## WHAT YOU ARE ASKED TO DO
Each line below should be retyped exactly, with no pictures.

[Stored data entries]
----

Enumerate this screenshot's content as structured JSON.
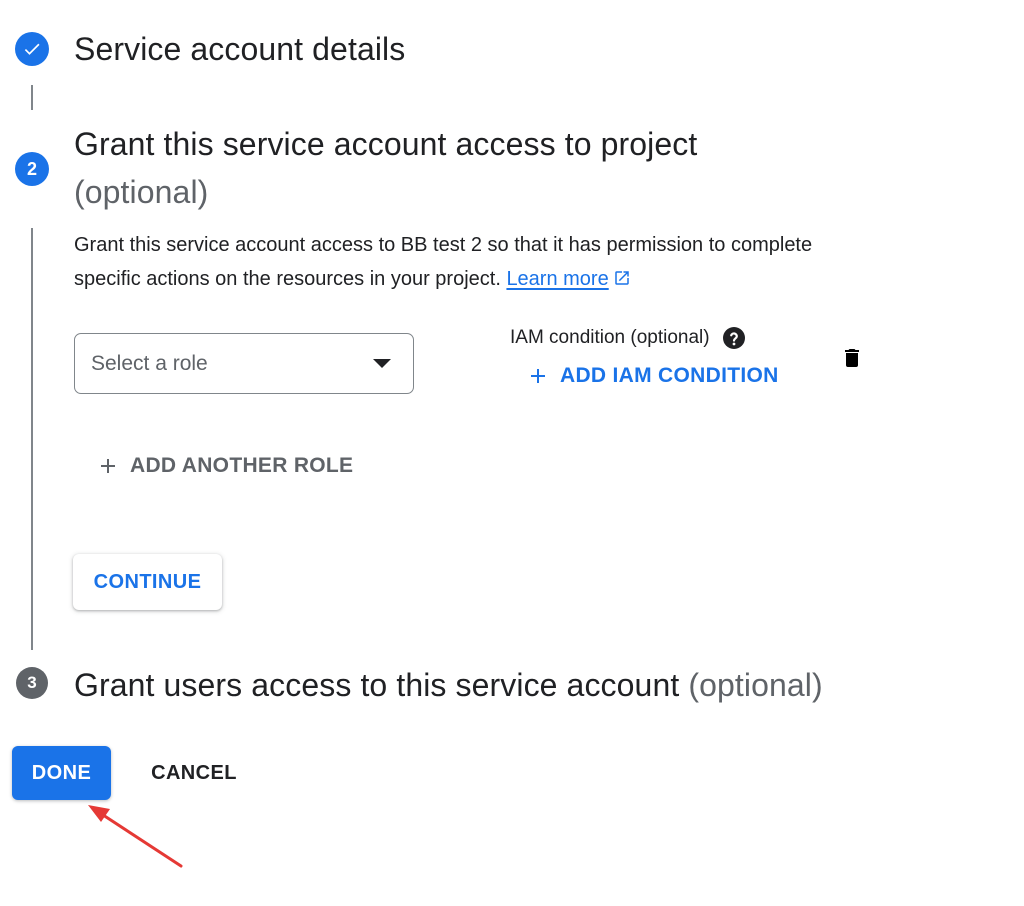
{
  "steps": [
    {
      "number": "1",
      "title": "Service account details",
      "optional": "",
      "status": "complete"
    },
    {
      "number": "2",
      "title": "Grant this service account access to project",
      "optional": "(optional)",
      "status": "active"
    },
    {
      "number": "3",
      "title": "Grant users access to this service account",
      "optional": "(optional)",
      "status": "pending"
    }
  ],
  "grant_access": {
    "description": "Grant this service account access to BB test 2 so that it has permission to complete specific actions on the resources in your project.",
    "learn_more": "Learn more",
    "role_select": {
      "placeholder": "Select a role",
      "value": ""
    },
    "iam_condition_label": "IAM condition (optional)",
    "add_iam_condition": "ADD IAM CONDITION",
    "add_another_role": "ADD ANOTHER ROLE",
    "continue": "CONTINUE"
  },
  "footer": {
    "done": "DONE",
    "cancel": "CANCEL"
  },
  "colors": {
    "accent": "#1a73e8",
    "annotation_arrow": "#e53935",
    "pending_step": "#5f6368"
  },
  "icons": [
    "check-icon",
    "external-link-icon",
    "help-icon",
    "plus-icon",
    "delete-icon",
    "dropdown-caret-icon",
    "annotation-arrow"
  ]
}
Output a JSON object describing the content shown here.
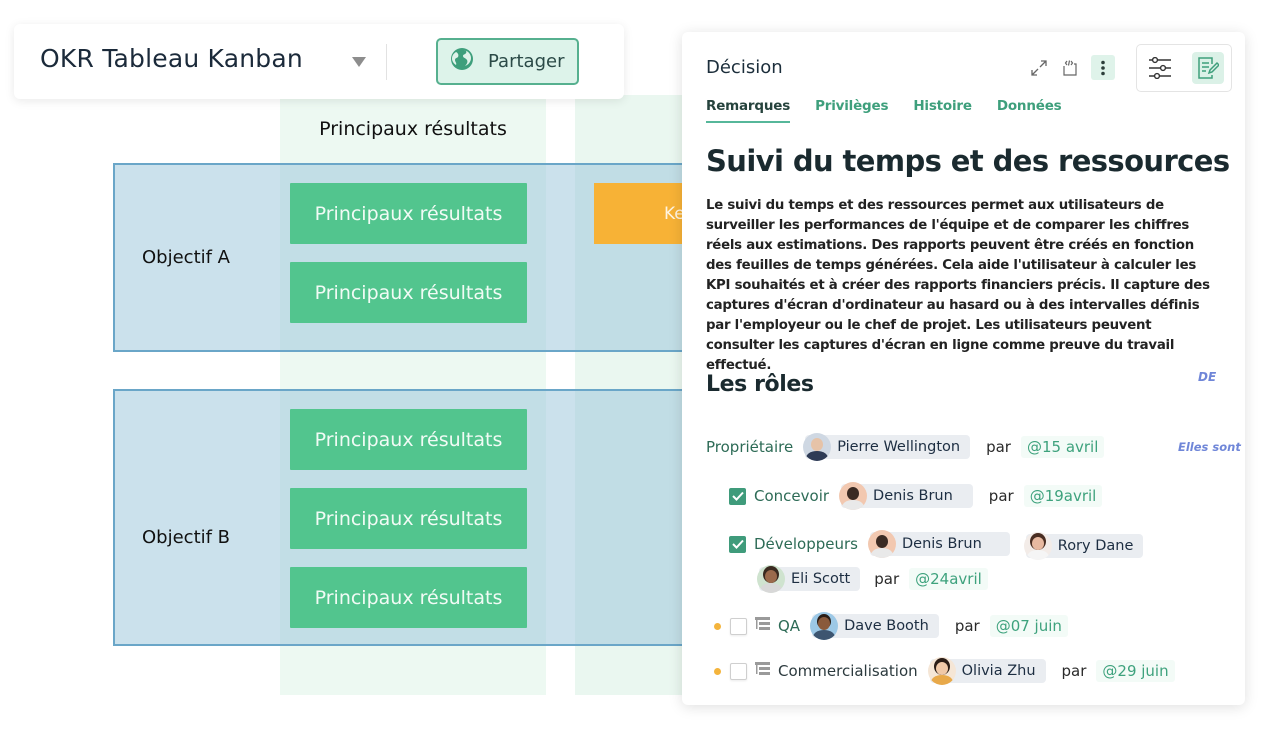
{
  "toolbar": {
    "board_title": "OKR Tableau Kanban",
    "share_label": "Partager",
    "share_icon": "globe-icon",
    "dropdown_icon": "caret-down-icon"
  },
  "board": {
    "column_header": "Principaux résultats",
    "objectives": [
      {
        "label": "Objectif A",
        "cards": [
          "Principaux résultats",
          "Principaux résultats"
        ]
      },
      {
        "label": "Objectif B",
        "cards": [
          "Principaux résultats",
          "Principaux résultats",
          "Principaux résultats"
        ]
      }
    ],
    "partial_card_label": "Ke",
    "colors": {
      "lane": "#c5e0ea",
      "lane_border": "#6aa6c8",
      "card_green": "#52c58e",
      "card_orange": "#f7b236",
      "column_bg": "#edf9f2"
    }
  },
  "panel": {
    "title": "Décision",
    "header_icons": [
      "expand-icon",
      "embed-code-icon",
      "more-vertical-icon"
    ],
    "tool_icons": [
      "filter-sliders-icon",
      "edit-notes-icon"
    ],
    "tabs": [
      {
        "label": "Remarques",
        "active": true
      },
      {
        "label": "Privilèges",
        "active": false
      },
      {
        "label": "Histoire",
        "active": false
      },
      {
        "label": "Données",
        "active": false
      }
    ],
    "doc_title": "Suivi du temps et des ressources",
    "doc_body": "Le suivi du temps et des ressources permet aux utilisateurs de surveiller les performances de l'équipe et de comparer les chiffres réels aux estimations. Des rapports peuvent être créés en fonction des feuilles de temps générées. Cela aide l'utilisateur à calculer les KPI souhaités et à créer des rapports financiers précis. Il capture des captures d'écran d'ordinateur au hasard ou à des intervalles définis par l'employeur ou le chef de projet. Les utilisateurs peuvent consulter les captures d'écran en ligne comme preuve du travail effectué.",
    "roles_title": "Les rôles",
    "tag_de": "DE",
    "tag_elles": "Elles sont",
    "par": "par",
    "roles": {
      "owner": {
        "label": "Propriétaire",
        "people": [
          "Pierre Wellington"
        ],
        "date": "@15 avril"
      },
      "design": {
        "label": "Concevoir",
        "checked": true,
        "people": [
          "Denis Brun"
        ],
        "date": "@19avril"
      },
      "dev": {
        "label": "Développeurs",
        "checked": true,
        "people": [
          "Denis Brun",
          "Rory Dane",
          "Eli Scott"
        ],
        "date": "@24avril"
      },
      "qa": {
        "label": "QA",
        "checked": false,
        "people": [
          "Dave Booth"
        ],
        "date": "@07 juin"
      },
      "marketing": {
        "label": "Commercialisation",
        "checked": false,
        "people": [
          "Olivia Zhu"
        ],
        "date": "@29 juin"
      }
    },
    "colors": {
      "accent": "#3ea27d",
      "tab_active_underline": "#56b79a",
      "pending_dot": "#f4b43c",
      "tag_blue": "#6f86d8"
    }
  }
}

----

## ANSWER BOX
Enumerate this screenshot's content as structured JSON.
{
  "steps": [
    {
      "number": "1",
      "title": "Service account details",
      "optional": "",
      "status": "complete"
    },
    {
      "number": "2",
      "title": "Grant this service account access to project",
      "optional": "(optional)",
      "status": "active"
    },
    {
      "number": "3",
      "title": "Grant users access to this service account",
      "optional": "(optional)",
      "status": "pending"
    }
  ],
  "grant_access": {
    "description": "Grant this service account access to BB test 2 so that it has permission to complete specific actions on the resources in your project.",
    "learn_more": "Learn more",
    "role_select": {
      "placeholder": "Select a role",
      "value": ""
    },
    "iam_condition_label": "IAM condition (optional)",
    "add_iam_condition": "ADD IAM CONDITION",
    "add_another_role": "ADD ANOTHER ROLE",
    "continue": "CONTINUE"
  },
  "footer": {
    "done": "DONE",
    "cancel": "CANCEL"
  },
  "colors": {
    "accent": "#1a73e8",
    "annotation_arrow": "#e53935",
    "pending_step": "#5f6368"
  },
  "icons": [
    "check-icon",
    "external-link-icon",
    "help-icon",
    "plus-icon",
    "delete-icon",
    "dropdown-caret-icon",
    "annotation-arrow"
  ]
}
Output a JSON object describing the content shown here.
{
  "toolbar": {
    "board_title": "OKR Tableau Kanban",
    "share_label": "Partager",
    "share_icon": "globe-icon",
    "dropdown_icon": "caret-down-icon"
  },
  "board": {
    "column_header": "Principaux résultats",
    "objectives": [
      {
        "label": "Objectif A",
        "cards": [
          "Principaux résultats",
          "Principaux résultats"
        ]
      },
      {
        "label": "Objectif B",
        "cards": [
          "Principaux résultats",
          "Principaux résultats",
          "Principaux résultats"
        ]
      }
    ],
    "partial_card_label": "Ke",
    "colors": {
      "lane": "#c5e0ea",
      "lane_border": "#6aa6c8",
      "card_green": "#52c58e",
      "card_orange": "#f7b236",
      "column_bg": "#edf9f2"
    }
  },
  "panel": {
    "title": "Décision",
    "header_icons": [
      "expand-icon",
      "embed-code-icon",
      "more-vertical-icon"
    ],
    "tool_icons": [
      "filter-sliders-icon",
      "edit-notes-icon"
    ],
    "tabs": [
      {
        "label": "Remarques",
        "active": true
      },
      {
        "label": "Privilèges",
        "active": false
      },
      {
        "label": "Histoire",
        "active": false
      },
      {
        "label": "Données",
        "active": false
      }
    ],
    "doc_title": "Suivi du temps et des ressources",
    "doc_body": "Le suivi du temps et des ressources permet aux utilisateurs de surveiller les performances de l'équipe et de comparer les chiffres réels aux estimations. Des rapports peuvent être créés en fonction des feuilles de temps générées. Cela aide l'utilisateur à calculer les KPI souhaités et à créer des rapports financiers précis. Il capture des captures d'écran d'ordinateur au hasard ou à des intervalles définis par l'employeur ou le chef de projet. Les utilisateurs peuvent consulter les captures d'écran en ligne comme preuve du travail effectué.",
    "roles_title": "Les rôles",
    "tag_de": "DE",
    "tag_elles": "Elles sont",
    "par": "par",
    "roles": {
      "owner": {
        "label": "Propriétaire",
        "people": [
          "Pierre Wellington"
        ],
        "date": "@15 avril"
      },
      "design": {
        "label": "Concevoir",
        "checked": true,
        "people": [
          "Denis Brun"
        ],
        "date": "@19avril"
      },
      "dev": {
        "label": "Développeurs",
        "checked": true,
        "people": [
          "Denis Brun",
          "Rory Dane",
          "Eli Scott"
        ],
        "date": "@24avril"
      },
      "qa": {
        "label": "QA",
        "checked": false,
        "people": [
          "Dave Booth"
        ],
        "date": "@07 juin"
      },
      "marketing": {
        "label": "Commercialisation",
        "checked": false,
        "people": [
          "Olivia Zhu"
        ],
        "date": "@29 juin"
      }
    },
    "colors": {
      "accent": "#3ea27d",
      "tab_active_underline": "#56b79a",
      "pending_dot": "#f4b43c",
      "tag_blue": "#6f86d8"
    }
  }
}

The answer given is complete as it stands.